The task: Throughout the entries below, report every line where "name" is found.

**** Material provided

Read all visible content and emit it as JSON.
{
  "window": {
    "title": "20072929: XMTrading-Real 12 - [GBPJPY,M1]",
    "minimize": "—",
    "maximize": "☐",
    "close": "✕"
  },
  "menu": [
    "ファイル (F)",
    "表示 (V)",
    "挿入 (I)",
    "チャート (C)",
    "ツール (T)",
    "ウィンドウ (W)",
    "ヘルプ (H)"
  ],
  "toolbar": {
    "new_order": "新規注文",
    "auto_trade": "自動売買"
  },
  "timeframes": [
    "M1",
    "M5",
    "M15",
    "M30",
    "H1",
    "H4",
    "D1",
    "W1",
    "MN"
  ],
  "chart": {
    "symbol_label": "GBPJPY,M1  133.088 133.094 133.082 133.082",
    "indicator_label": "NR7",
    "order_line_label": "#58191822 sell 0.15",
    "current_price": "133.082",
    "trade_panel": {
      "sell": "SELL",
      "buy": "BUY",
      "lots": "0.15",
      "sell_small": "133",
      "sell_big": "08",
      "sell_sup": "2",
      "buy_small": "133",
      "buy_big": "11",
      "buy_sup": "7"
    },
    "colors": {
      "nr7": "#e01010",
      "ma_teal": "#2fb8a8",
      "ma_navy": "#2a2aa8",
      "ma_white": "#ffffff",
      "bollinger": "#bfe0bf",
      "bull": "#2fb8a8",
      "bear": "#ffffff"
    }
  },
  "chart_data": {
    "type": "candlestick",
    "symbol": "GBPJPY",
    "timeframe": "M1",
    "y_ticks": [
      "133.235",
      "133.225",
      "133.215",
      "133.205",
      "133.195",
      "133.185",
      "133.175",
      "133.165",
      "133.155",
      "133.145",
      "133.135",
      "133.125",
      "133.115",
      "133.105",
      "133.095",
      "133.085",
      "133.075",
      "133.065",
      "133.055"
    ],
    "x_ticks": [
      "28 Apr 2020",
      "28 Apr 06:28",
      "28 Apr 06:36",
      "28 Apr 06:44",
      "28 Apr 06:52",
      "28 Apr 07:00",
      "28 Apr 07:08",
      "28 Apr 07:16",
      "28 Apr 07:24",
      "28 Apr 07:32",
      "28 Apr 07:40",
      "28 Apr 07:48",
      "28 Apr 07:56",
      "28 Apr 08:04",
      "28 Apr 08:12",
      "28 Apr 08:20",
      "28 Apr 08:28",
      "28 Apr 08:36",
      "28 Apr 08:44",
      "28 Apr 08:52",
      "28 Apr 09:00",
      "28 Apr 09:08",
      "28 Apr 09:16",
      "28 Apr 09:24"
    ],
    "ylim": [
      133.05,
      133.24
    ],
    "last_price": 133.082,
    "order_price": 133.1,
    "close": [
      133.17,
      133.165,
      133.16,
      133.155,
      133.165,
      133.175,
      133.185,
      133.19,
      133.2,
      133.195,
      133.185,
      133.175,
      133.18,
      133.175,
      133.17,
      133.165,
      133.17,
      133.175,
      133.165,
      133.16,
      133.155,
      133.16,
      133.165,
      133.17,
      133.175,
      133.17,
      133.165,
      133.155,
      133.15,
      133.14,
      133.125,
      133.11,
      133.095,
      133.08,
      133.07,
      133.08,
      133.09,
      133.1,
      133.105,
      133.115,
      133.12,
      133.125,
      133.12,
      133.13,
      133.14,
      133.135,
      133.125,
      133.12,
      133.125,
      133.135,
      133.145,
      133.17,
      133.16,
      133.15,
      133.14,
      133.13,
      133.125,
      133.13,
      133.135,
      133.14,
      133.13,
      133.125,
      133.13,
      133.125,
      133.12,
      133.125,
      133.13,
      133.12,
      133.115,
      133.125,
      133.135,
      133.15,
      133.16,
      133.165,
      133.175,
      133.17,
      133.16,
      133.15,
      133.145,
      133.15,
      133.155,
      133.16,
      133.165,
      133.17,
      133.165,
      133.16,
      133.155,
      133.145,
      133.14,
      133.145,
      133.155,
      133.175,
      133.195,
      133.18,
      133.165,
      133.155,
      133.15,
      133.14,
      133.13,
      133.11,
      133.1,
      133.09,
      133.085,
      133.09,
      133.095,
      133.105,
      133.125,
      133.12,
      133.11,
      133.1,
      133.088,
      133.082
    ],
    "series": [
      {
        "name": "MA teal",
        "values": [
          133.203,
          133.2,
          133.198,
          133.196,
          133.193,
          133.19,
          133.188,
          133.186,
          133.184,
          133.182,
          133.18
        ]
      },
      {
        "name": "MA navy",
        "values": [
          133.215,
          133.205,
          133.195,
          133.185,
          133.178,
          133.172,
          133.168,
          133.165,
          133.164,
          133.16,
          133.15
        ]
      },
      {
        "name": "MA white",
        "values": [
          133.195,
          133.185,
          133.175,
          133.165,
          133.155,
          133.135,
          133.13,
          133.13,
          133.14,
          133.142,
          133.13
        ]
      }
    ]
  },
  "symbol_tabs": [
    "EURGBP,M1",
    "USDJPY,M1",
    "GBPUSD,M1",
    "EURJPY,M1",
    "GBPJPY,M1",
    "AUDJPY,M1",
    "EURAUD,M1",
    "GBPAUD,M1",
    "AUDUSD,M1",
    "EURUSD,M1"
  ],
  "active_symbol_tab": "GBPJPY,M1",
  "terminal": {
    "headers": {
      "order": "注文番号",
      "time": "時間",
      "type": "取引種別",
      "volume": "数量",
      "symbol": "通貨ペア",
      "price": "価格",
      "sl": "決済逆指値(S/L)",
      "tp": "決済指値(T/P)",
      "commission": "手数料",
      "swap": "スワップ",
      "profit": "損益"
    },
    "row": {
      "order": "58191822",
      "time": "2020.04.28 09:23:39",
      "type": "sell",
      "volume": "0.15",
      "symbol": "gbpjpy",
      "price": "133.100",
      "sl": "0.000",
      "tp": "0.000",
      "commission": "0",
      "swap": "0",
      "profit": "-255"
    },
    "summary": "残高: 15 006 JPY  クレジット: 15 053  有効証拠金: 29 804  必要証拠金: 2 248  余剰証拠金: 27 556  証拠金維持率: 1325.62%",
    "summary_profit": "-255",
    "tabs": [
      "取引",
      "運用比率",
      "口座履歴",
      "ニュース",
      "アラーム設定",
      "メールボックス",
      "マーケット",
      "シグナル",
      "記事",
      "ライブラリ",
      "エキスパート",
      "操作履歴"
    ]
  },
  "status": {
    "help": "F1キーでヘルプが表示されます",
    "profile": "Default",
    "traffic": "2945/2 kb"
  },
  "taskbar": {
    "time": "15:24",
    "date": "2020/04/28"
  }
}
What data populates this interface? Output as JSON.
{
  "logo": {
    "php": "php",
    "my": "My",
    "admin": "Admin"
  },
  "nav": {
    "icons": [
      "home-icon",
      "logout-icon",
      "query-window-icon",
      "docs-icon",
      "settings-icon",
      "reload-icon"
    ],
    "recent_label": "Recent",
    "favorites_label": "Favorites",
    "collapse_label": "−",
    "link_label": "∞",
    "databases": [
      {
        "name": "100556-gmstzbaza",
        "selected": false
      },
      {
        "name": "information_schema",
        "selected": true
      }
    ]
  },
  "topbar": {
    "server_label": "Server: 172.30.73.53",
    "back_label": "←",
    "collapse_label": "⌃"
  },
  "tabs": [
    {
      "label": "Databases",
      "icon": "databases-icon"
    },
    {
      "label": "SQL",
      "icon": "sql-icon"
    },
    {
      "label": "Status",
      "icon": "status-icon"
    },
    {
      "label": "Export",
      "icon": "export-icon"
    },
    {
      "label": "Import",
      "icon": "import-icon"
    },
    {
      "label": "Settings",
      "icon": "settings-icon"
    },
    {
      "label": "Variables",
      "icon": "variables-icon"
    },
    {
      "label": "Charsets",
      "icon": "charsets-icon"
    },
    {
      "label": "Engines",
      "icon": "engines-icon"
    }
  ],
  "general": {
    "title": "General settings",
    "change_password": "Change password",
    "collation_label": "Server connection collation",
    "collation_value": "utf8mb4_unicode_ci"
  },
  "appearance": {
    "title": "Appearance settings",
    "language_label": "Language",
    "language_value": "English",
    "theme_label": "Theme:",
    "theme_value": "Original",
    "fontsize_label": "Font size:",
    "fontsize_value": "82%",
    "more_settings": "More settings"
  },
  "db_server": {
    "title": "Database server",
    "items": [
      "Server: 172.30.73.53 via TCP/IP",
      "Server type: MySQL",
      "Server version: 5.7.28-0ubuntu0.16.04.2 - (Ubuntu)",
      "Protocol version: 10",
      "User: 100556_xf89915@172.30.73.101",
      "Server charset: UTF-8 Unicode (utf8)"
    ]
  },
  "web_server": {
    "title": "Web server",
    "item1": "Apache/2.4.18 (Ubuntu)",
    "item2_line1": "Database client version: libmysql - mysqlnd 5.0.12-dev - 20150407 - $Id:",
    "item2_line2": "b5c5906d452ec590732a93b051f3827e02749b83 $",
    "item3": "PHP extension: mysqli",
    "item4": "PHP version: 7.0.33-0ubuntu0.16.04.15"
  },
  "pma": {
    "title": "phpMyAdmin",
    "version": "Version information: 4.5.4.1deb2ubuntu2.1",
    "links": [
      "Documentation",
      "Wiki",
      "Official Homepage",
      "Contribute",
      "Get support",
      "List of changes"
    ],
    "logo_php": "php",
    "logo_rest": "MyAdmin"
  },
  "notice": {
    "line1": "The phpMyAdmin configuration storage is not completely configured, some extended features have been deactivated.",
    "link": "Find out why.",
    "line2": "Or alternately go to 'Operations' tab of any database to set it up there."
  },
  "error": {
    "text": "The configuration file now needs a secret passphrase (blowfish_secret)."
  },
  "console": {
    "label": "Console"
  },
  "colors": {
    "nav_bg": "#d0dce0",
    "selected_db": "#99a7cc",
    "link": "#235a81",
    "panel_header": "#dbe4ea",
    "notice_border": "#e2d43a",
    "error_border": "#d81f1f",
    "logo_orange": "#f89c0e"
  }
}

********

Response to this task:
        "name": "MA teal",
        "name": "MA navy",
        "name": "MA white",
        "name": "100556-gmstzbaza",
        "name": "information_schema",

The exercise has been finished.